** PROBLEM TO SOLVE **
Search the data for "number". Each line containing it is to be copied.

** DATASET ENTRIES **
"""

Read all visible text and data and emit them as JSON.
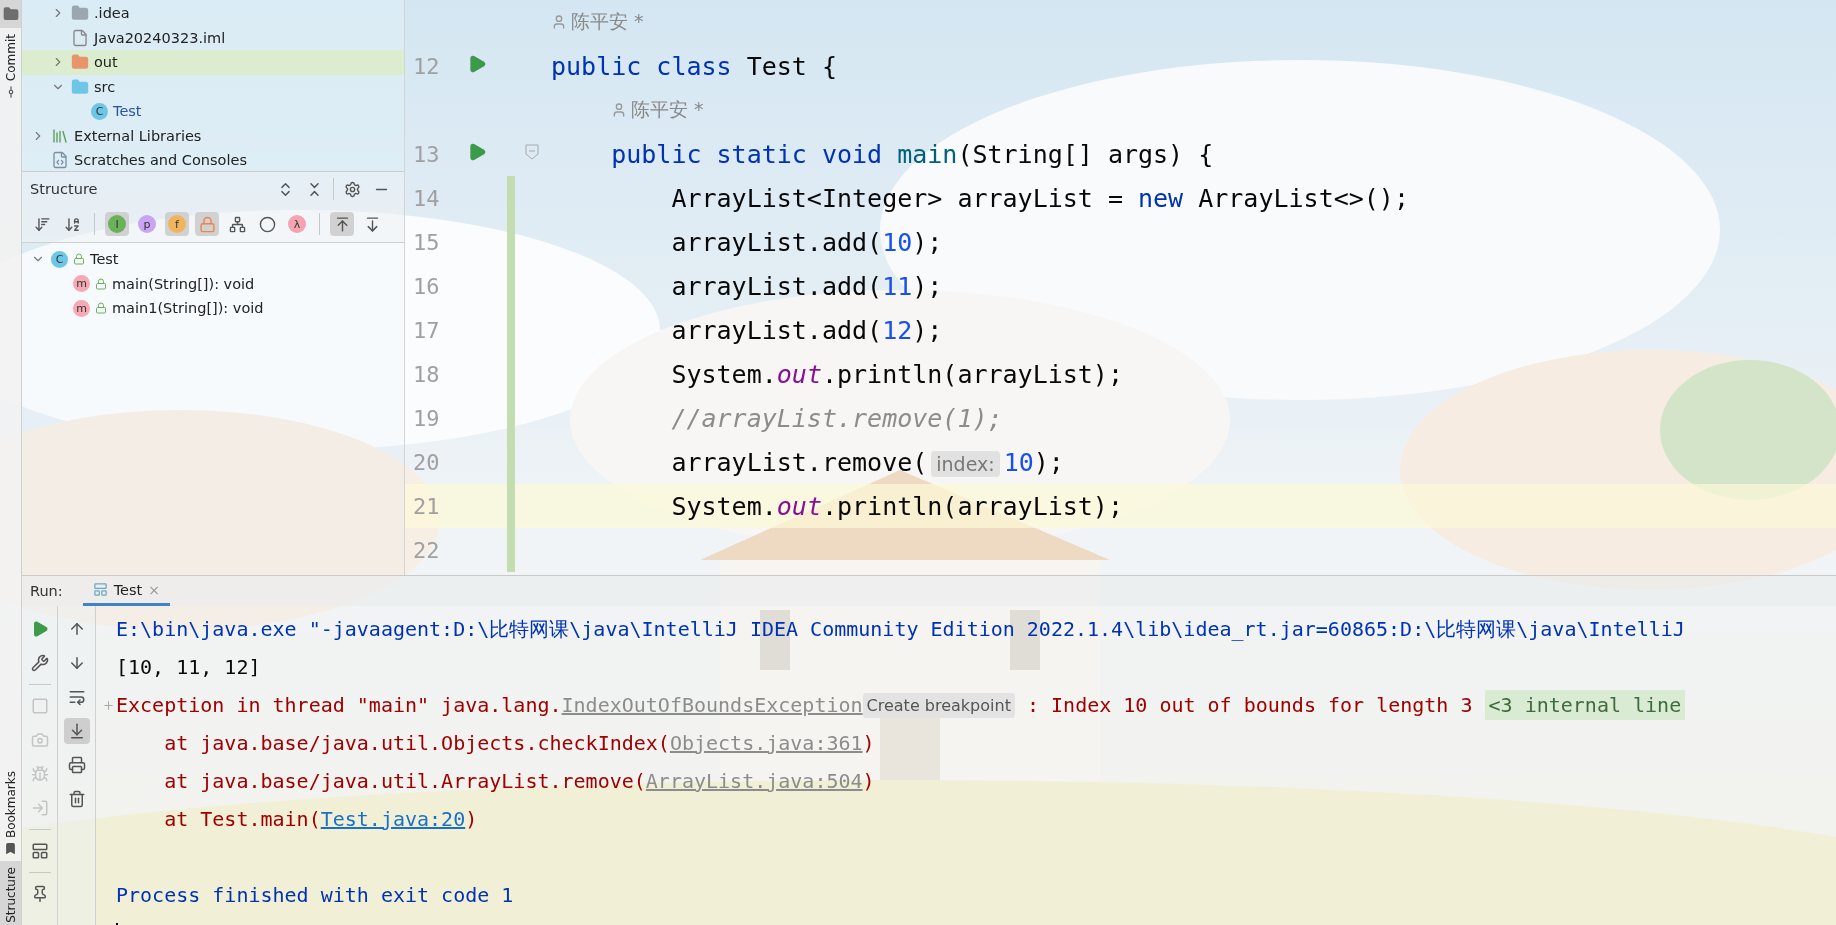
{
  "left_strip": {
    "items": [
      {
        "kind": "project",
        "selected": true
      },
      {
        "kind": "commit",
        "label": "Commit",
        "selected": false
      },
      {
        "kind": "bookmarks",
        "label": "Bookmarks",
        "selected": false
      },
      {
        "kind": "structure",
        "label": "Structure",
        "selected": true
      }
    ]
  },
  "project_tree": {
    "items": [
      {
        "children": [
          {
            "label": ".idea",
            "kind": "folder",
            "expanded": false,
            "selected": false
          },
          {
            "label": "Java20240323.iml",
            "kind": "file",
            "selected": false
          },
          {
            "label": "out",
            "kind": "excluded-folder",
            "expanded": false,
            "selected": true
          },
          {
            "label": "src",
            "kind": "source-folder",
            "expanded": true,
            "selected": false,
            "children": [
              {
                "label": "Test",
                "kind": "class",
                "badge": "C",
                "modified": true,
                "selected": false
              }
            ]
          }
        ]
      },
      {
        "label": "External Libraries",
        "kind": "library",
        "expanded": false,
        "selected": false
      },
      {
        "label": "Scratches and Consoles",
        "kind": "scratch",
        "selected": false
      }
    ]
  },
  "structure": {
    "title": "Structure",
    "header_actions": [
      {
        "kind": "expand-all"
      },
      {
        "kind": "collapse-all"
      },
      {
        "kind": "separator"
      },
      {
        "kind": "settings"
      },
      {
        "kind": "minimize"
      }
    ],
    "toolbar": [
      {
        "kind": "sort-visibility",
        "on": false
      },
      {
        "kind": "sort-alpha",
        "on": false
      },
      {
        "kind": "separator"
      },
      {
        "kind": "badge",
        "label": "I",
        "color": "#6bb05a",
        "on": true
      },
      {
        "kind": "badge",
        "label": "p",
        "color": "#c9a4f2",
        "on": false
      },
      {
        "kind": "badge",
        "label": "f",
        "color": "#f0b45e",
        "on": true
      },
      {
        "kind": "lock",
        "on": true
      },
      {
        "kind": "hierarchy",
        "on": false
      },
      {
        "kind": "anonymous",
        "on": false
      },
      {
        "kind": "badge",
        "label": "λ",
        "color": "#f5a3b0",
        "on": false
      },
      {
        "kind": "separator"
      },
      {
        "kind": "show-inherited",
        "on": true
      },
      {
        "kind": "autoscroll",
        "on": false
      }
    ],
    "tree": [
      {
        "label": "Test",
        "kind": "class",
        "badge": "C",
        "expanded": true,
        "children": [
          {
            "label": "main(String[]): void",
            "kind": "method",
            "badge": "m"
          },
          {
            "label": "main1(String[]): void",
            "kind": "method",
            "badge": "m"
          }
        ]
      }
    ]
  },
  "editor": {
    "lines": [
      {
        "kind": "annotation",
        "nested": false,
        "text": "陈平安 *"
      },
      {
        "kind": "code",
        "number": "12",
        "run": true,
        "fold": false,
        "changed": false,
        "current": false,
        "tokens": [
          {
            "kind": "kw",
            "text": "public class "
          },
          {
            "kind": "plain",
            "text": "Test {"
          }
        ]
      },
      {
        "kind": "annotation",
        "nested": true,
        "text": "陈平安 *"
      },
      {
        "kind": "code",
        "number": "13",
        "run": true,
        "fold": true,
        "changed": false,
        "current": false,
        "tokens": [
          {
            "kind": "kw",
            "text": "    public static void "
          },
          {
            "kind": "method",
            "text": "main"
          },
          {
            "kind": "plain",
            "text": "(String[] args) {"
          }
        ]
      },
      {
        "kind": "code",
        "number": "14",
        "run": false,
        "fold": false,
        "changed": true,
        "current": false,
        "tokens": [
          {
            "kind": "plain",
            "text": "        ArrayList<Integer> arrayList = "
          },
          {
            "kind": "kw",
            "text": "new "
          },
          {
            "kind": "plain",
            "text": "ArrayList<>();"
          }
        ]
      },
      {
        "kind": "code",
        "number": "15",
        "run": false,
        "fold": false,
        "changed": true,
        "current": false,
        "tokens": [
          {
            "kind": "plain",
            "text": "        arrayList.add("
          },
          {
            "kind": "num",
            "text": "10"
          },
          {
            "kind": "plain",
            "text": ");"
          }
        ]
      },
      {
        "kind": "code",
        "number": "16",
        "run": false,
        "fold": false,
        "changed": true,
        "current": false,
        "tokens": [
          {
            "kind": "plain",
            "text": "        arrayList.add("
          },
          {
            "kind": "num",
            "text": "11"
          },
          {
            "kind": "plain",
            "text": ");"
          }
        ]
      },
      {
        "kind": "code",
        "number": "17",
        "run": false,
        "fold": false,
        "changed": true,
        "current": false,
        "tokens": [
          {
            "kind": "plain",
            "text": "        arrayList.add("
          },
          {
            "kind": "num",
            "text": "12"
          },
          {
            "kind": "plain",
            "text": ");"
          }
        ]
      },
      {
        "kind": "code",
        "number": "18",
        "run": false,
        "fold": false,
        "changed": true,
        "current": false,
        "tokens": [
          {
            "kind": "plain",
            "text": "        System."
          },
          {
            "kind": "field",
            "text": "out"
          },
          {
            "kind": "plain",
            "text": ".println(arrayList);"
          }
        ]
      },
      {
        "kind": "code",
        "number": "19",
        "run": false,
        "fold": false,
        "changed": true,
        "current": false,
        "tokens": [
          {
            "kind": "comment",
            "text": "        //arrayList.remove(1);"
          }
        ]
      },
      {
        "kind": "code",
        "number": "20",
        "run": false,
        "fold": false,
        "changed": true,
        "current": false,
        "tokens": [
          {
            "kind": "plain",
            "text": "        arrayList.remove("
          },
          {
            "kind": "hint",
            "text": "index:"
          },
          {
            "kind": "num",
            "text": "10"
          },
          {
            "kind": "plain",
            "text": ");"
          }
        ]
      },
      {
        "kind": "code",
        "number": "21",
        "run": false,
        "fold": false,
        "changed": true,
        "current": true,
        "tokens": [
          {
            "kind": "plain",
            "text": "        System."
          },
          {
            "kind": "field",
            "text": "out"
          },
          {
            "kind": "plain",
            "text": ".println(arrayList);"
          }
        ]
      },
      {
        "kind": "code",
        "number": "22",
        "run": false,
        "fold": false,
        "changed": true,
        "current": false
      }
    ]
  },
  "run": {
    "label": "Run:",
    "tabs": [
      {
        "label": "Test",
        "close": "×",
        "selected": true
      }
    ],
    "toolbar_left": [
      {
        "kind": "rerun",
        "disabled": false
      },
      {
        "kind": "settings",
        "disabled": false
      },
      {
        "kind": "separator"
      },
      {
        "kind": "stop",
        "disabled": true
      },
      {
        "kind": "dump",
        "disabled": true
      },
      {
        "kind": "debug",
        "disabled": true
      },
      {
        "kind": "exit",
        "disabled": true
      },
      {
        "kind": "separator"
      },
      {
        "kind": "layout",
        "disabled": false
      },
      {
        "kind": "separator"
      },
      {
        "kind": "pin",
        "disabled": false
      }
    ],
    "toolbar_right": [
      {
        "kind": "up",
        "on": false
      },
      {
        "kind": "down",
        "on": false
      },
      {
        "kind": "wrap",
        "on": false
      },
      {
        "kind": "scroll-end",
        "on": true
      },
      {
        "kind": "print",
        "on": false
      },
      {
        "kind": "clear",
        "on": false
      }
    ],
    "console": [
      {
        "kind": "text",
        "segments": [
          {
            "kind": "command",
            "text": "E:\\bin\\java.exe \"-javaagent:D:\\比特网课\\java\\IntelliJ IDEA Community Edition 2022.1.4\\lib\\idea_rt.jar=60865:D:\\比特网课\\java\\IntelliJ"
          }
        ]
      },
      {
        "kind": "text",
        "segments": [
          {
            "kind": "output",
            "text": "[10, 11, 12]"
          }
        ]
      },
      {
        "kind": "text",
        "expandable": true,
        "segments": [
          {
            "kind": "error",
            "text": "Exception in thread \"main\" java.lang."
          },
          {
            "kind": "link",
            "text": "IndexOutOfBoundsException"
          },
          {
            "kind": "hint",
            "text": "Create breakpoint"
          },
          {
            "kind": "error",
            "text": " : Index 10 out of bounds for length 3 "
          },
          {
            "kind": "folded",
            "text": "<3 internal line"
          }
        ]
      },
      {
        "kind": "text",
        "segments": [
          {
            "kind": "error",
            "text": "    at java.base/java.util.Objects.checkIndex("
          },
          {
            "kind": "link",
            "text": "Objects.java:361"
          },
          {
            "kind": "error",
            "text": ")"
          }
        ]
      },
      {
        "kind": "text",
        "segments": [
          {
            "kind": "error",
            "text": "    at java.base/java.util.ArrayList.remove("
          },
          {
            "kind": "link",
            "text": "ArrayList.java:504"
          },
          {
            "kind": "error",
            "text": ")"
          }
        ]
      },
      {
        "kind": "text",
        "segments": [
          {
            "kind": "error",
            "text": "    at Test.main("
          },
          {
            "kind": "source",
            "text": "Test.java:20"
          },
          {
            "kind": "error",
            "text": ")"
          }
        ]
      },
      {
        "kind": "blank"
      },
      {
        "kind": "text",
        "segments": [
          {
            "kind": "command",
            "text": "Process finished with exit code 1"
          }
        ]
      },
      {
        "kind": "cursor"
      }
    ]
  }
}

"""

** PROBLEM SOLUTION **
        "number": "12",
        "number": "13",
        "number": "14",
        "number": "15",
        "number": "16",
        "number": "17",
        "number": "18",
        "number": "19",
        "number": "20",
        "number": "21",
        "number": "22",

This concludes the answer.